Exercise details: No pictures should appear in the copy; otherwise retype the entries exactly.

Items from an interface collection
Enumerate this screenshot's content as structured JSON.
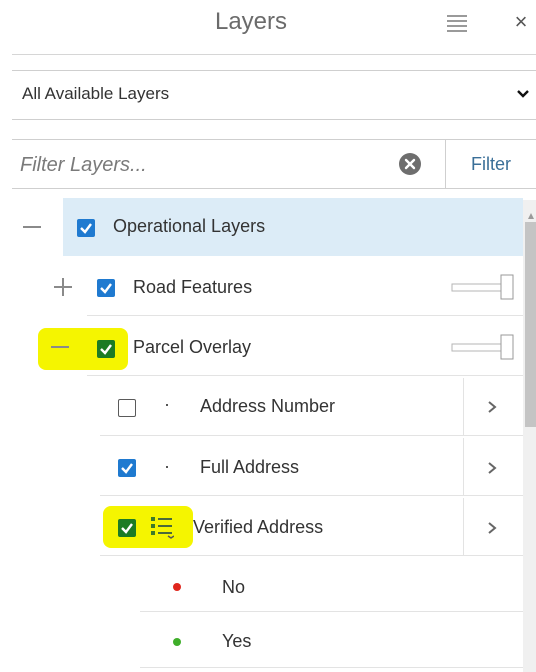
{
  "header": {
    "title": "Layers",
    "menu_icon": "hamburger-icon",
    "close_label": "×"
  },
  "layer_select": {
    "selected": "All Available Layers",
    "icon": "chevron-down-icon"
  },
  "filter": {
    "placeholder": "Filter Layers...",
    "clear_icon": "clear-x-circle-icon",
    "button_label": "Filter"
  },
  "tree": {
    "group": {
      "label": "Operational Layers",
      "checked": true,
      "expanded": true
    },
    "layers": [
      {
        "label": "Road Features",
        "checked": true,
        "expanded": false
      },
      {
        "label": "Parcel Overlay",
        "checked": true,
        "expanded": true
      }
    ],
    "sublayers": [
      {
        "label": "Address Number",
        "checked": false
      },
      {
        "label": "Full Address",
        "checked": true
      },
      {
        "label": "Verified Address",
        "checked": true
      }
    ],
    "legend": [
      {
        "label": "No",
        "color": "#e0261d"
      },
      {
        "label": "Yes",
        "color": "#3fae2a"
      }
    ]
  },
  "colors": {
    "accent": "#1f7ad0",
    "selected_row": "#dcecf7",
    "highlight": "#f5f500",
    "link": "#3a6f98"
  }
}
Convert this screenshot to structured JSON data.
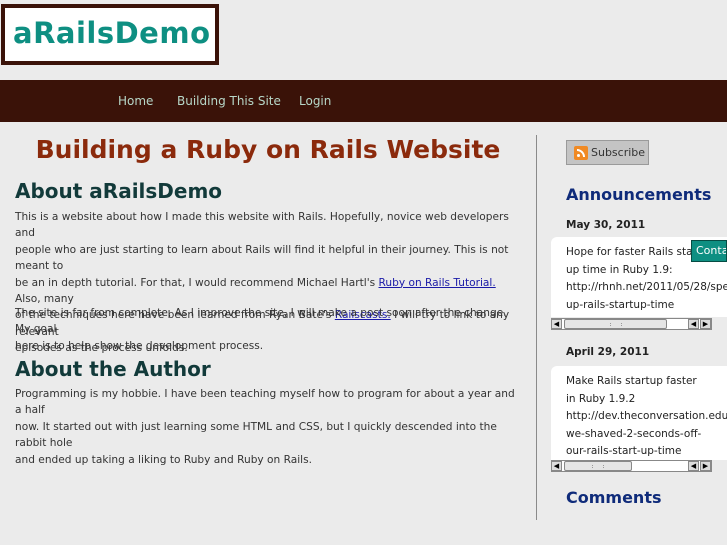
{
  "site": {
    "logo": "aRailsDemo"
  },
  "nav": {
    "items": [
      "Home",
      "Building This Site",
      "Login"
    ]
  },
  "main": {
    "title": "Building a Ruby on Rails Website",
    "about_demo": {
      "heading": "About aRailsDemo",
      "p1": {
        "line1": "This is a website about how I made this website with Rails. Hopefully, novice web developers and",
        "line2": "people who are just starting to learn about Rails will find it helpful in their journey. This is not meant to",
        "line3": "be an in depth tutorial. For that, I would recommend Michael Hartl's ",
        "link1": "Ruby on Rails Tutorial.",
        "line3_after": " Also, many",
        "line4": "of the techniques here have been learned from Ryan Bate's ",
        "link2": "Railscasts.",
        "line4_after": " I will try to link to any relevant",
        "line5": "episodes as the process unfolds."
      },
      "p2": {
        "line1": "The site is far from complete. As I improve the site, I will make a post soon after the change. My goal",
        "line2": "here is to help show the development process."
      }
    },
    "about_author": {
      "heading": "About the Author",
      "p1": {
        "line1": "Programming is my hobbie. I have been teaching myself how to program for about a year and a half",
        "line2": "now. It started out with just learning some HTML and CSS, but I quickly descended into the rabbit hole",
        "line3": "and ended up taking a liking to Ruby and Ruby on Rails."
      }
    }
  },
  "sidebar": {
    "subscribe_label": "Subscribe",
    "announcements_heading": "Announcements",
    "announcements": [
      {
        "date": "May 30, 2011",
        "lines": [
          "Hope for faster Rails start",
          "up time in Ruby 1.9:",
          "http://rhnh.net/2011/05/28/spe",
          "up-rails-startup-time"
        ]
      },
      {
        "date": "April 29, 2011",
        "lines": [
          "Make Rails startup faster",
          "in Ruby 1.9.2",
          "http://dev.theconversation.edu",
          "we-shaved-2-seconds-off-",
          "our-rails-start-up-time"
        ]
      }
    ],
    "comments_heading": "Comments"
  },
  "contact_tab": {
    "label": "Contact"
  },
  "icons": {
    "rss": "rss-icon",
    "scroll_left": "arrow-left-icon",
    "scroll_right": "arrow-right-icon"
  },
  "colors": {
    "navbar": "#3a1208",
    "logo": "#0e8f82",
    "title": "#8b2a0c",
    "link": "#1a1aa8"
  }
}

Task solution:
Enumerate this screenshot's content as structured JSON.
{
  "header": {
    "title": "Layers",
    "menu_icon": "hamburger-icon",
    "close_label": "×"
  },
  "layer_select": {
    "selected": "All Available Layers",
    "icon": "chevron-down-icon"
  },
  "filter": {
    "placeholder": "Filter Layers...",
    "clear_icon": "clear-x-circle-icon",
    "button_label": "Filter"
  },
  "tree": {
    "group": {
      "label": "Operational Layers",
      "checked": true,
      "expanded": true
    },
    "layers": [
      {
        "label": "Road Features",
        "checked": true,
        "expanded": false
      },
      {
        "label": "Parcel Overlay",
        "checked": true,
        "expanded": true
      }
    ],
    "sublayers": [
      {
        "label": "Address Number",
        "checked": false
      },
      {
        "label": "Full Address",
        "checked": true
      },
      {
        "label": "Verified Address",
        "checked": true
      }
    ],
    "legend": [
      {
        "label": "No",
        "color": "#e0261d"
      },
      {
        "label": "Yes",
        "color": "#3fae2a"
      }
    ]
  },
  "colors": {
    "accent": "#1f7ad0",
    "selected_row": "#dcecf7",
    "highlight": "#f5f500",
    "link": "#3a6f98"
  }
}
Convert this screenshot to structured JSON data.
{
  "site": {
    "logo": "aRailsDemo"
  },
  "nav": {
    "items": [
      "Home",
      "Building This Site",
      "Login"
    ]
  },
  "main": {
    "title": "Building a Ruby on Rails Website",
    "about_demo": {
      "heading": "About aRailsDemo",
      "p1": {
        "line1": "This is a website about how I made this website with Rails. Hopefully, novice web developers and",
        "line2": "people who are just starting to learn about Rails will find it helpful in their journey. This is not meant to",
        "line3": "be an in depth tutorial. For that, I would recommend Michael Hartl's ",
        "link1": "Ruby on Rails Tutorial.",
        "line3_after": " Also, many",
        "line4": "of the techniques here have been learned from Ryan Bate's ",
        "link2": "Railscasts.",
        "line4_after": " I will try to link to any relevant",
        "line5": "episodes as the process unfolds."
      },
      "p2": {
        "line1": "The site is far from complete. As I improve the site, I will make a post soon after the change. My goal",
        "line2": "here is to help show the development process."
      }
    },
    "about_author": {
      "heading": "About the Author",
      "p1": {
        "line1": "Programming is my hobbie. I have been teaching myself how to program for about a year and a half",
        "line2": "now. It started out with just learning some HTML and CSS, but I quickly descended into the rabbit hole",
        "line3": "and ended up taking a liking to Ruby and Ruby on Rails."
      }
    }
  },
  "sidebar": {
    "subscribe_label": "Subscribe",
    "announcements_heading": "Announcements",
    "announcements": [
      {
        "date": "May 30, 2011",
        "lines": [
          "Hope for faster Rails start",
          "up time in Ruby 1.9:",
          "http://rhnh.net/2011/05/28/spe",
          "up-rails-startup-time"
        ]
      },
      {
        "date": "April 29, 2011",
        "lines": [
          "Make Rails startup faster",
          "in Ruby 1.9.2",
          "http://dev.theconversation.edu",
          "we-shaved-2-seconds-off-",
          "our-rails-start-up-time"
        ]
      }
    ],
    "comments_heading": "Comments"
  },
  "contact_tab": {
    "label": "Contact"
  },
  "icons": {
    "rss": "rss-icon",
    "scroll_left": "arrow-left-icon",
    "scroll_right": "arrow-right-icon"
  },
  "colors": {
    "navbar": "#3a1208",
    "logo": "#0e8f82",
    "title": "#8b2a0c",
    "link": "#1a1aa8"
  }
}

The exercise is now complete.